The display seems to have been nailed by BlackBerry in the Z10. Engadget seems to like what it sees, “That LCD here offers a healthy resolution of 1,280 x 768, just slightly beating 720p and offering a fine pixel density of 356 ppi. This means text is rendered incredibly clearly, making web surfing a pleasure and photo viewing quite comfortable as well. The panel is very capable in other regards, too. It's officially rated at 800 nits, which is quite high for a mobile panel, making it easily visible outdoors in direct sunlight. Contrast and color saturation are also quite good and viewing angles excel when you're looking at the phone on either the left or right sides. That said, tilting the phone up or down introduces a slight yellowish hue to everything. It's hardly distracting, but it is noticeable.” PhoneArena puts it slightly subtly, with the sense of a comparison, “If we pit the Z10's 4.2" display against something like the Galaxy S III's 4.8" display, it's apparent that the latter will be better suited for enjoying content such as pictures, movies and games, though other areas like web browsing won't necessarily suffer that much from the 4.2" size, because the way the software works is of bigger importance there. And hey, 4.2 inches aren't a bad size at all!”
Camera has always been the weak point of a BlackBerry device. With the new smartphones, there is the hope that this will be set right. However, the reality seems to be slightly different. The Verge says, “The Z10 has two cameras, a rear-facing 8 megapixel shooter capable of 1080p video, and a front-facing 2 megapixel camera which can do 720p video capture. Both are reasonably clear and useful, though you're not going to be doing much serious picture taking with the front lens. The backside cam produced decent if somewhat washed out looking shots, and focusing could sometimes be a problem (particularly in burst mode or with macro shots). The camera also seems to suffer from the all-too-common pink blotch in the center of the image, which can make shots with lots of pale or white tones look off color, literally.”

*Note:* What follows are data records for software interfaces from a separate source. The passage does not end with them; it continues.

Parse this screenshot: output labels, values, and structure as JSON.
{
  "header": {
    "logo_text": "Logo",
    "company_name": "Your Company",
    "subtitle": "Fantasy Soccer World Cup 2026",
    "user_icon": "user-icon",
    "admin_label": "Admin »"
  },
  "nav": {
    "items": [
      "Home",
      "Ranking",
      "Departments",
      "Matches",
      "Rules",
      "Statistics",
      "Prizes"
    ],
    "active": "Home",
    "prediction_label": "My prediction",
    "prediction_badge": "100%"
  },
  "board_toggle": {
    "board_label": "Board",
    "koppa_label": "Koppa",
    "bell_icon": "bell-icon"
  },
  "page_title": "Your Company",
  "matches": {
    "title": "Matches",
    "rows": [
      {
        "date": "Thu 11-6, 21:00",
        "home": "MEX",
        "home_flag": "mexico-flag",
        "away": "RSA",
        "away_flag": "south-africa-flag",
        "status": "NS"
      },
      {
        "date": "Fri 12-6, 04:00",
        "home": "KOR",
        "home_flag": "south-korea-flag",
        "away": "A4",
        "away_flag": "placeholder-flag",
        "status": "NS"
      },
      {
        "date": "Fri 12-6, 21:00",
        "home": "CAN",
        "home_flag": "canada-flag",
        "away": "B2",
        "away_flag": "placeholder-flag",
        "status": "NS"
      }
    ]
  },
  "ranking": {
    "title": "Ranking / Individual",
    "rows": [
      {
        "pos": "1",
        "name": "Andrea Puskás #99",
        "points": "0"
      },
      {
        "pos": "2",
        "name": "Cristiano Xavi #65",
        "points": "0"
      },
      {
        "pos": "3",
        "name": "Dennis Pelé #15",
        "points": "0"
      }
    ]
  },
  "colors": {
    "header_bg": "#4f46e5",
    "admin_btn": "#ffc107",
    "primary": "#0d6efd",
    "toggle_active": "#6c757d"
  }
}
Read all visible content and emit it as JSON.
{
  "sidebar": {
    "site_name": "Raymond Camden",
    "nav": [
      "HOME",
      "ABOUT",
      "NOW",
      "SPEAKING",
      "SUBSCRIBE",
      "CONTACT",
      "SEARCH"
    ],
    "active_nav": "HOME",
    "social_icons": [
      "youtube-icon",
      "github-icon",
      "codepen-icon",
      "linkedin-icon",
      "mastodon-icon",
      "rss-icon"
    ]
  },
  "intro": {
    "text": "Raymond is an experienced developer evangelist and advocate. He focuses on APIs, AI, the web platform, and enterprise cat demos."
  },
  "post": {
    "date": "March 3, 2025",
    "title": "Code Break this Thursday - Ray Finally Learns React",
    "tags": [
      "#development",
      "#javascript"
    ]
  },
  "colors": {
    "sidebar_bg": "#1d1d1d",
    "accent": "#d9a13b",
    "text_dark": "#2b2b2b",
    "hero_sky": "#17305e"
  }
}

Cnet points out the lack of features, “Budding photographers will also notice scant options and controls. There's no HDR, no ISO settings, no grid, no geotagging, no option to drop resolution, and -- one of its worst offenses in my opinion -- no way to silence the shutter's loud clacking.” And Engadget talks about the slow focus while taking stills, “Standard stills taken when plenty of lighting is available are bright and clear, showing great contrast and color. However, focus was quite often off, resulting in a number of very soft photos. Manually dragging the reticle where we wanted it and waiting for the camera to refocus usually worked, but in times when we simply wanted the camera to focus on what's in the center of frame, it didn't always do that -- at least, not quickly enough to capture a good photo.”
This is a simple summary of what the global media has to say about the BlackBerry Z10. We will hope to get our hands on this device, and here is to hoping that BlackBerry doesn’t delay the India launch too much.
Sources: Cnet, Engadget, PhoneArena, TechRadar, The Verge